Target Circle vs Target Select/Ring

Target Circle vs Target Select

There are three types of targeting selections:

  • Target Circle, known in the community as Soft Targeting
  • Target Select, known in the community as Hard Targeting. This type of targeting has a Target Ring.
  • Action macro targeting, which does not result in the target being given any new target circle or select. This type of targeting can be less efficient due to losing out on action queuing (if it applies).

What is the difference between soft and hard targeting?

A soft target is “temporary”. It will attempt to use the next action on your soft target, and then go BACK to your previous target (your “hard” target). If you have no previous target, however, it will automatically convert your soft target to a hard target.

A target circle is shown for this “soft target”

A hard target is your primary target. If you make a new hard target and do an action, your targeting will not return to your previous target. For example, if you are an astrologian and you are using malefic to attack a boss (your hard target), and you use the d-pad to pick a party member (your soft target) to give a card to, once you hit that card button your target will automatically go back to the boss so you can get right back to attacking!

A target ring, with positional information, is displayed for a “hard target”

By default, any targeting that uses the d-pad is a Soft Target, it will get a targeting reticle that looks like a rotating circle. You can convert a soft target into a hard target by clicking your confirm button (X).

On this Enemy List, the second Ground Squirrel is a hard target - it has a target ring and the highlight behind its name on the list has a more solid border. The Little Ladybug is a soft target - it has a target circle and its name on the list has a softer border. The next action would assume the Little Ladybug to be the target and then go back to the second Ground Squirrel.

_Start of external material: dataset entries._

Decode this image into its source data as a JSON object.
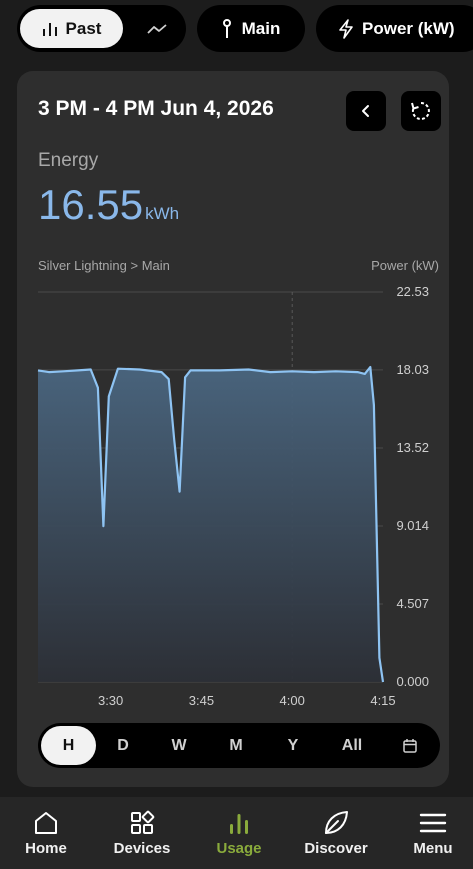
{
  "topbar": {
    "past_label": "Past",
    "main_label": "Main",
    "power_label": "Power (kW)"
  },
  "card": {
    "range_title": "3 PM - 4 PM Jun 4, 2026",
    "energy_label": "Energy",
    "energy_value": "16.55",
    "energy_unit": "kWh",
    "breadcrumb": "Silver Lightning > Main",
    "y_axis_title": "Power (kW)"
  },
  "chart_data": {
    "type": "area",
    "ylabel": "Power (kW)",
    "y_ticks": [
      "22.53",
      "18.03",
      "13.52",
      "9.014",
      "4.507",
      "0.000"
    ],
    "ylim": [
      0,
      22.53
    ],
    "x_ticks": [
      {
        "label": "3:30",
        "t": 3.5
      },
      {
        "label": "3:45",
        "t": 3.75
      },
      {
        "label": "4:00",
        "t": 4.0
      },
      {
        "label": "4:15",
        "t": 4.25
      }
    ],
    "xlim": [
      3.3,
      4.25
    ],
    "grid": true,
    "accent_color": "#8ec3f2",
    "series": [
      {
        "x": [
          3.3,
          3.33,
          3.37,
          3.41,
          3.445,
          3.465,
          3.48,
          3.495,
          3.52,
          3.58,
          3.64,
          3.66,
          3.675,
          3.69,
          3.705,
          3.72,
          3.8,
          3.88,
          3.94,
          4.0,
          4.06,
          4.12,
          4.18,
          4.2,
          4.215,
          4.225,
          4.24,
          4.25
        ],
        "y": [
          18.0,
          17.9,
          17.95,
          18.0,
          18.05,
          17.0,
          9.0,
          16.5,
          18.1,
          18.05,
          17.9,
          17.5,
          14.0,
          11.0,
          17.6,
          18.0,
          18.0,
          18.05,
          17.9,
          17.95,
          17.9,
          17.95,
          17.9,
          17.8,
          18.2,
          16.0,
          1.4,
          0.0
        ]
      }
    ]
  },
  "range_buttons": [
    "H",
    "D",
    "W",
    "M",
    "Y",
    "All"
  ],
  "nav": {
    "items": [
      "Home",
      "Devices",
      "Usage",
      "Discover",
      "Menu"
    ]
  }
}
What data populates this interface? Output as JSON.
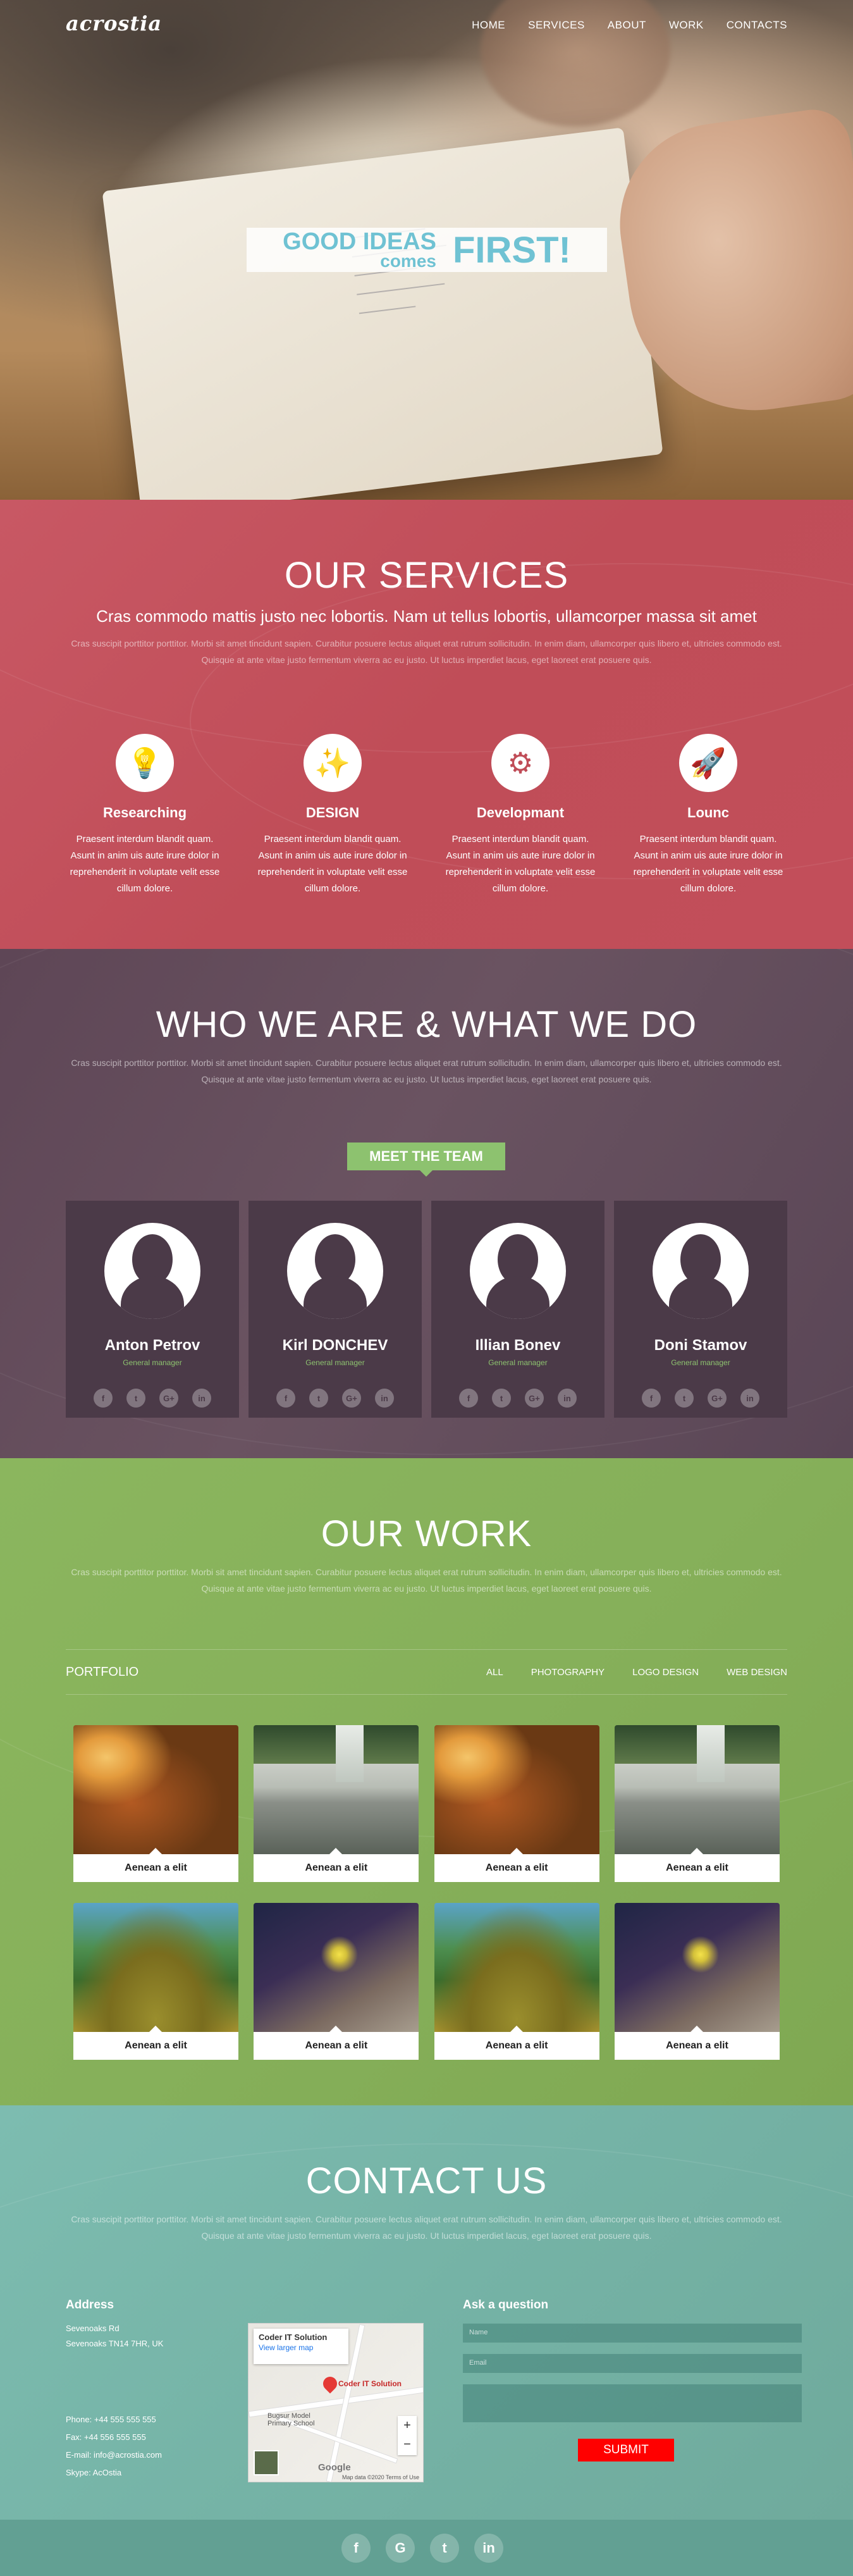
{
  "header": {
    "logo": "acrostia",
    "nav": [
      "HOME",
      "SERVICES",
      "ABOUT",
      "WORK",
      "CONTACTS"
    ]
  },
  "hero": {
    "good_ideas": "GOOD IDEAS",
    "comes": "comes",
    "first": "FIRST!"
  },
  "services": {
    "title": "OUR SERVICES",
    "lead": "Cras commodo mattis justo nec lobortis. Nam ut tellus lobortis, ullamcorper massa sit amet",
    "text": "Cras suscipit porttitor porttitor. Morbi sit amet tincidunt sapien. Curabitur posuere lectus aliquet erat rutrum sollicitudin. In enim diam, ullamcorper quis libero et, ultricies commodo est. Quisque at ante vitae justo fermentum viverra ac eu justo. Ut luctus imperdiet lacus, eget laoreet erat posuere quis.",
    "items": [
      {
        "icon": "lightbulb-icon",
        "glyph": "💡",
        "title": "Researching",
        "text": "Praesent interdum blandit quam. Asunt in anim uis aute irure dolor in reprehenderit in voluptate velit esse cillum dolore."
      },
      {
        "icon": "magic-wand-icon",
        "glyph": "✨",
        "title": "DESIGN",
        "text": "Praesent interdum blandit quam. Asunt in anim uis aute irure dolor in reprehenderit in voluptate velit esse cillum dolore."
      },
      {
        "icon": "gears-icon",
        "glyph": "⚙",
        "title": "Developmant",
        "text": "Praesent interdum blandit quam. Asunt in anim uis aute irure dolor in reprehenderit in voluptate velit esse cillum dolore."
      },
      {
        "icon": "rocket-icon",
        "glyph": "🚀",
        "title": "Lounc",
        "text": "Praesent interdum blandit quam. Asunt in anim uis aute irure dolor in reprehenderit in voluptate velit esse cillum dolore."
      }
    ]
  },
  "team": {
    "title": "WHO WE ARE & WHAT WE DO",
    "text": "Cras suscipit porttitor porttitor. Morbi sit amet tincidunt sapien. Curabitur posuere lectus aliquet erat rutrum sollicitudin. In enim diam, ullamcorper quis libero et, ultricies commodo est. Quisque at ante vitae justo fermentum viverra ac eu justo. Ut luctus imperdiet lacus, eget laoreet erat posuere quis.",
    "meet_label": "MEET THE TEAM",
    "members": [
      {
        "name": "Anton Petrov",
        "role": "General manager"
      },
      {
        "name": "Kirl DONCHEV",
        "role": "General manager"
      },
      {
        "name": "Illian Bonev",
        "role": "General manager"
      },
      {
        "name": "Doni Stamov",
        "role": "General manager"
      }
    ],
    "social": [
      "f",
      "t",
      "G+",
      "in"
    ]
  },
  "work": {
    "title": "OUR WORK",
    "text": "Cras suscipit porttitor porttitor. Morbi sit amet tincidunt sapien. Curabitur posuere lectus aliquet erat rutrum sollicitudin. In enim diam, ullamcorper quis libero et, ultricies commodo est. Quisque at ante vitae justo fermentum viverra ac eu justo. Ut luctus imperdiet lacus, eget laoreet erat posuere quis.",
    "portfolio_label": "PORTFOLIO",
    "filters": [
      "ALL",
      "PHOTOGRAPHY",
      "LOGO DESIGN",
      "WEB DESIGN"
    ],
    "items": [
      {
        "caption": "Aenean a elit",
        "image": "cactus"
      },
      {
        "caption": "Aenean a elit",
        "image": "falls"
      },
      {
        "caption": "Aenean a elit",
        "image": "cactus"
      },
      {
        "caption": "Aenean a elit",
        "image": "falls"
      },
      {
        "caption": "Aenean a elit",
        "image": "mossy"
      },
      {
        "caption": "Aenean a elit",
        "image": "flower"
      },
      {
        "caption": "Aenean a elit",
        "image": "mossy"
      },
      {
        "caption": "Aenean a elit",
        "image": "flower"
      }
    ]
  },
  "contact": {
    "title": "CONTACT US",
    "text": "Cras suscipit porttitor porttitor. Morbi sit amet tincidunt sapien. Curabitur posuere lectus aliquet erat rutrum sollicitudin. In enim diam, ullamcorper quis libero et, ultricies commodo est. Quisque at ante vitae justo fermentum viverra ac eu justo. Ut luctus imperdiet lacus, eget laoreet erat posuere quis.",
    "address_title": "Address",
    "address_line1": "Sevenoaks Rd",
    "address_line2": "Sevenoaks TN14 7HR, UK",
    "phone": "Phone: +44 555 555 555",
    "fax": "Fax: +44 556 555 555",
    "email": "E-mail: info@acrostia.com",
    "skype": "Skype: AcOstia",
    "map": {
      "place": "Coder IT Solution",
      "link": "View larger map",
      "pin_label": "Coder IT Solution",
      "school_label": "Bugsur Model Primary School",
      "logo": "Google",
      "terms": "Map data ©2020  Terms of Use",
      "zoom_in": "+",
      "zoom_out": "−"
    },
    "ask_title": "Ask a question",
    "name_placeholder": "Name",
    "email_placeholder": "Email",
    "submit_label": "SUBMIT"
  },
  "footer": {
    "social": [
      "f",
      "G",
      "t",
      "in"
    ]
  },
  "colors": {
    "services_bg": "#c04d58",
    "team_bg": "#5e4656",
    "work_bg": "#86b05a",
    "contact_bg": "#75b3a6",
    "accent_green": "#8dc26f",
    "hero_text": "#6fc2d3",
    "submit": "#ff0000"
  }
}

Targeting methods that do not use the d-pad are Hard targets - with the sole exception being using a mouse over macro while using the virtual mouse.

Hard targeting includes:

  • Tab targeting
  • Confirm (X) targeting
  • Targeting via target macros (ex: /target <f>)
  • Virtual mouse, if you use either the “Left Click” or “Right Click” on a target

All the above would all cause your hard target to change.

As stated, all d-pad targeting use this “Target Circle” feature.

Soft targeting includes:

  • Party List targeting
  • Alliance List targeting
  • Enemy List targeting
  • Filter targeting

Action macro targeting includes:

  • Using a mouse cursor (physical or virtual/touchpad) over a target, but without clicking the “left click” or “right click” buttons. Then combine with a mouseover action macro (ex: /action "Rescue" <mo>).
  • Or using any other action macro that has a placeholder specified

In this Party List, the first player was converted to a Hard target. After, the d-pad was used to highlight the chocobo as that Soft target.

If you head to the Target Display Settings section, you can change the behavior of the targeting circle and targeting select.

For soft targeting and mouseover only, the setting “Highlight Potential Targets” will cause the current target to have a yellow outline. Additionally the setting “Display aggro lines” will display the enemy pack lines - whether attacking an open world mob will summon nearby monsters to their aid.

Display Target Ring” shows the target ring of a hard target . If you are currently on a soft target, you would need to convert that soft target into a hard target by pressing your Confirm button. This setting is what allows you to tell positionals so you most likely want to keep this on.

The remaining setting in the Target Display Setting of “Display Target Lines” is to show a line to whom the enemy is targeting when said enemy initiates aggro. It works in all target types.

Can soft targeting be turned off?

Soft targeting is very powerful, and it is recommended to learn to make use of it. However, if for some reason you do not like soft targeting, or perhaps there is a specific type of content where it would be more beneficial to have it off, you can turn it off by clicking “Switch Target Circle to Target Select”.

Turning this off means the d-pad will only make hard targets. There would no longer be a soft targeting option, and would only leave action macro targeting as the closest option to it.